A favorite activity of astronauts and cosmonauts aboard the International Space Station is looking at the city lights below when the Station crosses the Earth’s dark side. The lights outline the densest population centers and coastlines, and suggest cultural patterns. Taking these low-light images using the equipment on board the Station has been challenging to the crew members because of the long exposure times required. Astronaut Don Pettit, who leaves the station for Earth today (May 3, 2003), has pioneered an approach using a home-made tracking system to track the ground as it moves relative to the Station, allowing him to acquire long-exposure images under low light conditions. Don’s ingenious “Barn-Door Tracker” is a camera mount with a rigged with a hand drill to create a motion tracking system (see http://science.nasa.gov/headlines/y2003/24mar_noseprints.htm for a description).
This image shows the sprawling urban footprint of São Paulo, Brazil, South America’s largest city with roughly 17 million people.
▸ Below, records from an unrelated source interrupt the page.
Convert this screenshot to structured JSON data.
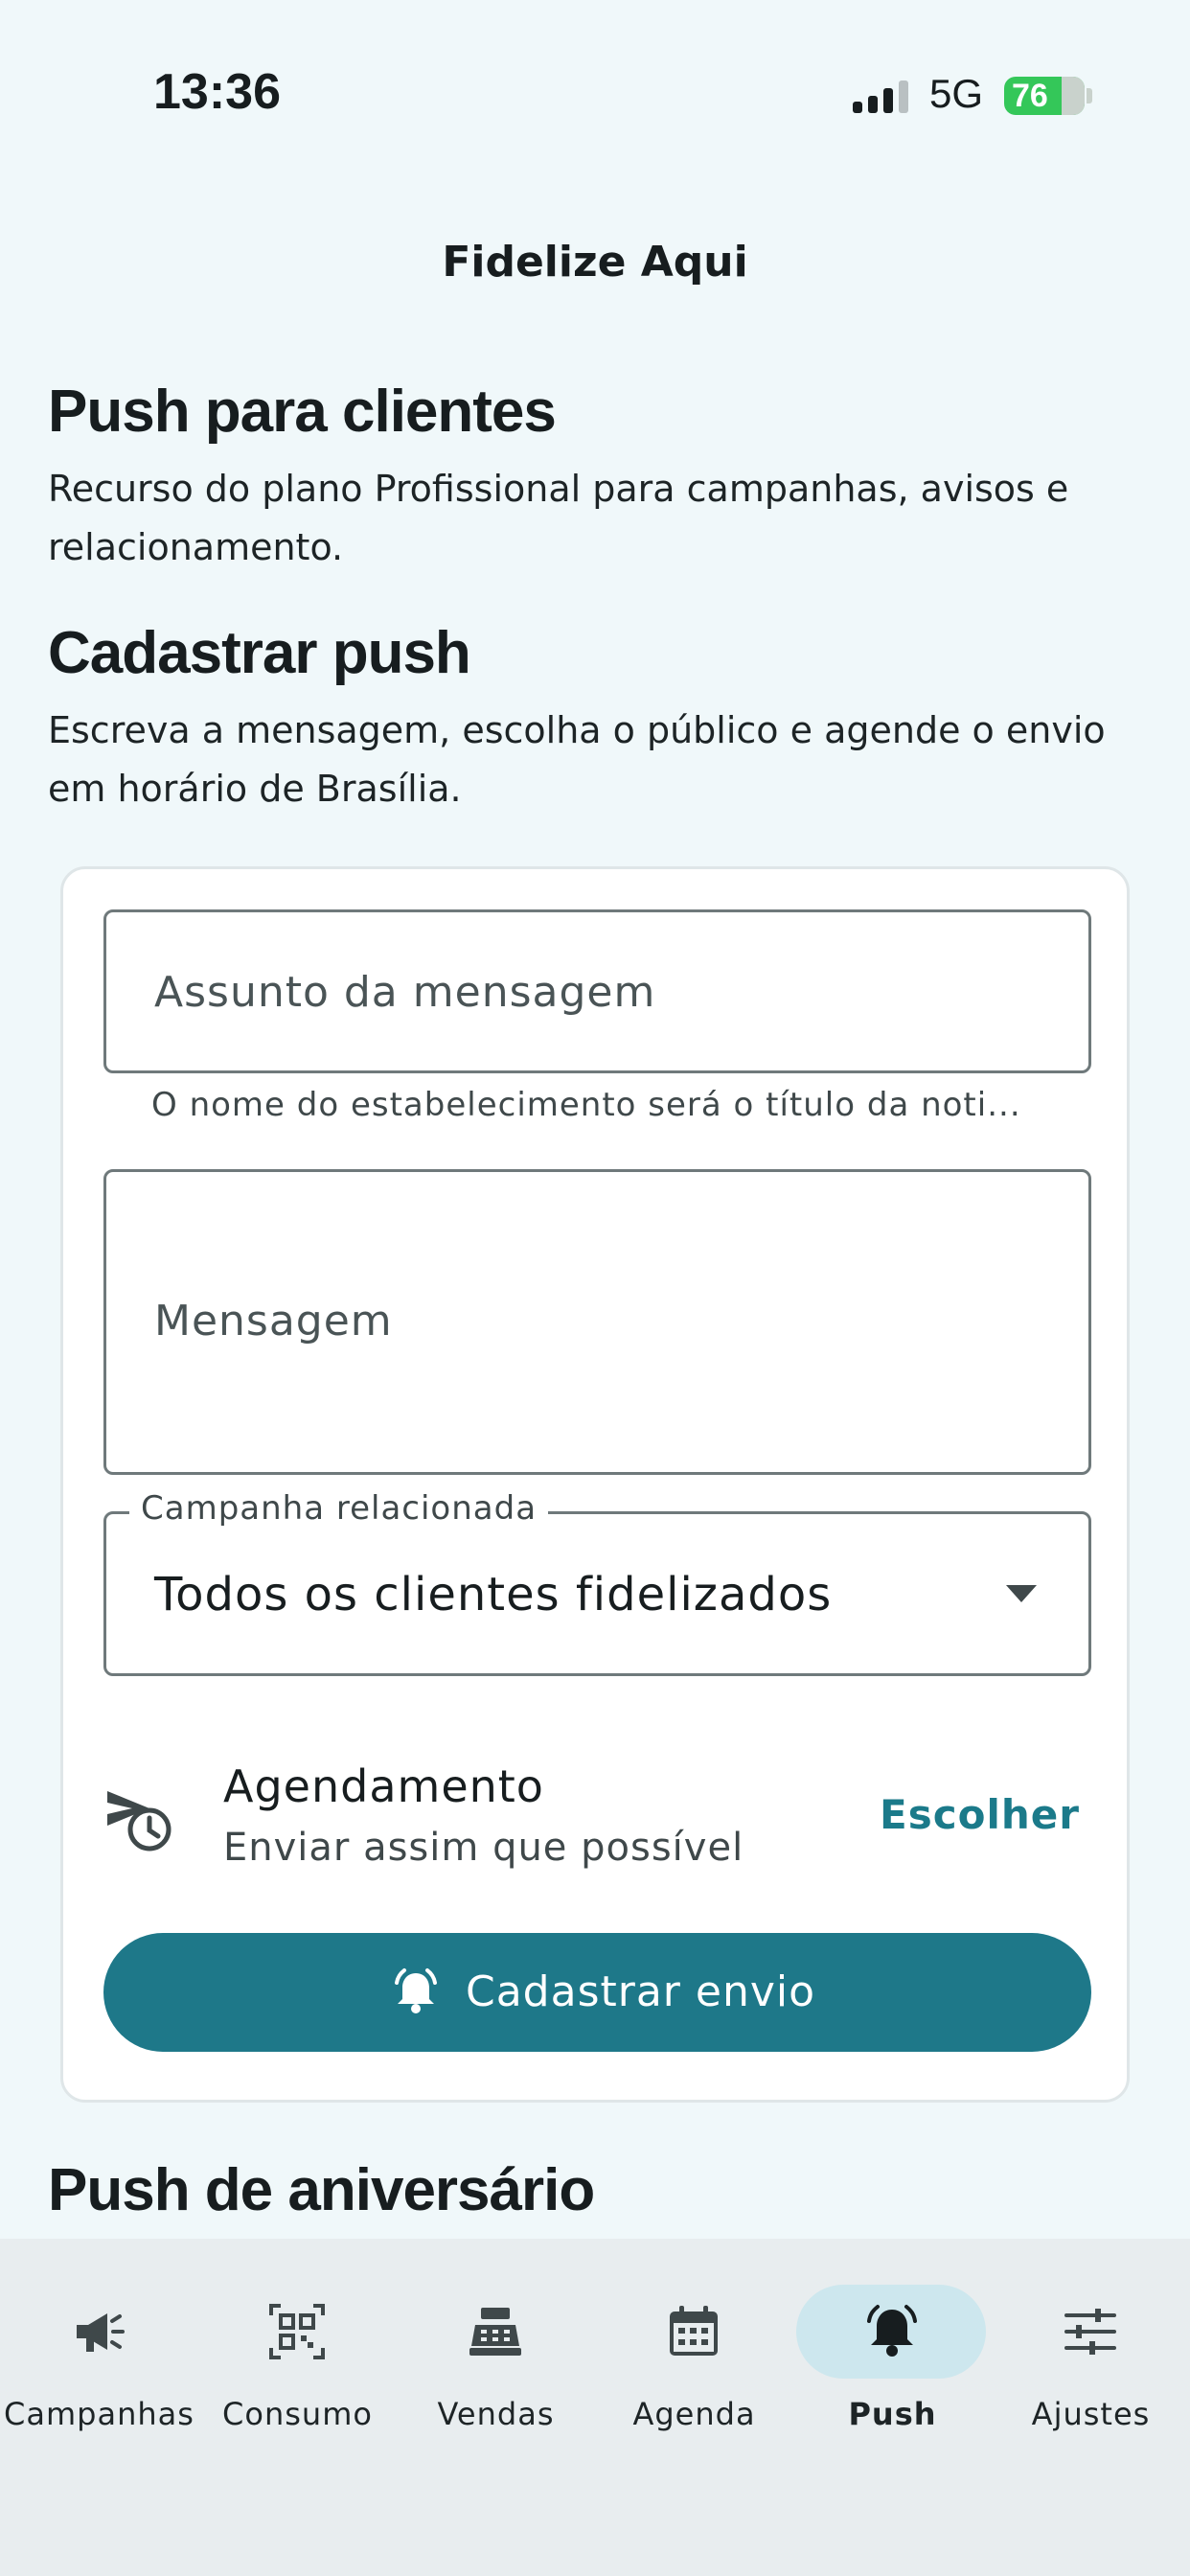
{
  "status_bar": {
    "time": "13:36",
    "network": "5G",
    "battery": "76"
  },
  "app": {
    "title": "Fidelize Aqui"
  },
  "push_section": {
    "title": "Push para clientes",
    "description": "Recurso do plano Profissional para campanhas, avisos e relacionamento."
  },
  "register_section": {
    "title": "Cadastrar push",
    "description": "Escreva a mensagem, escolha o público e agende o envio em horário de Brasília."
  },
  "form": {
    "subject_placeholder": "Assunto da mensagem",
    "subject_helper": "O nome do estabelecimento será o título da noti...",
    "message_placeholder": "Mensagem",
    "campaign_label": "Campanha relacionada",
    "campaign_value": "Todos os clientes fidelizados",
    "schedule_title": "Agendamento",
    "schedule_value": "Enviar assim que possível",
    "schedule_action": "Escolher",
    "submit_label": "Cadastrar envio"
  },
  "birthday_section": {
    "title": "Push de aniversário"
  },
  "nav": {
    "items": [
      {
        "label": "Campanhas",
        "icon": "megaphone-icon"
      },
      {
        "label": "Consumo",
        "icon": "qr-code-icon"
      },
      {
        "label": "Vendas",
        "icon": "cash-register-icon"
      },
      {
        "label": "Agenda",
        "icon": "calendar-icon"
      },
      {
        "label": "Push",
        "icon": "bell-icon",
        "active": true
      },
      {
        "label": "Ajustes",
        "icon": "sliders-icon"
      }
    ]
  },
  "colors": {
    "background": "#f0f8fa",
    "primary": "#1e7889",
    "accent_text": "#1b7a8a",
    "nav_active": "#cde7ee",
    "battery": "#34c759"
  }
}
The different colors (pink, white, and gray) define different types and generations of streetlights. The port of Santos, on the right side of the photograph, is also well defined by lights.
Astronaut photograph ISS006-E-44689 was taken with a digital camera on April 12, 2003, and is provided by the Earth Sciences and Image Analysis Laboratory at Johnson Space Center. Additional images taken by astronauts and cosmonauts can be viewed at the NASA-JSC Gateway to Astronaut Photography of Earth.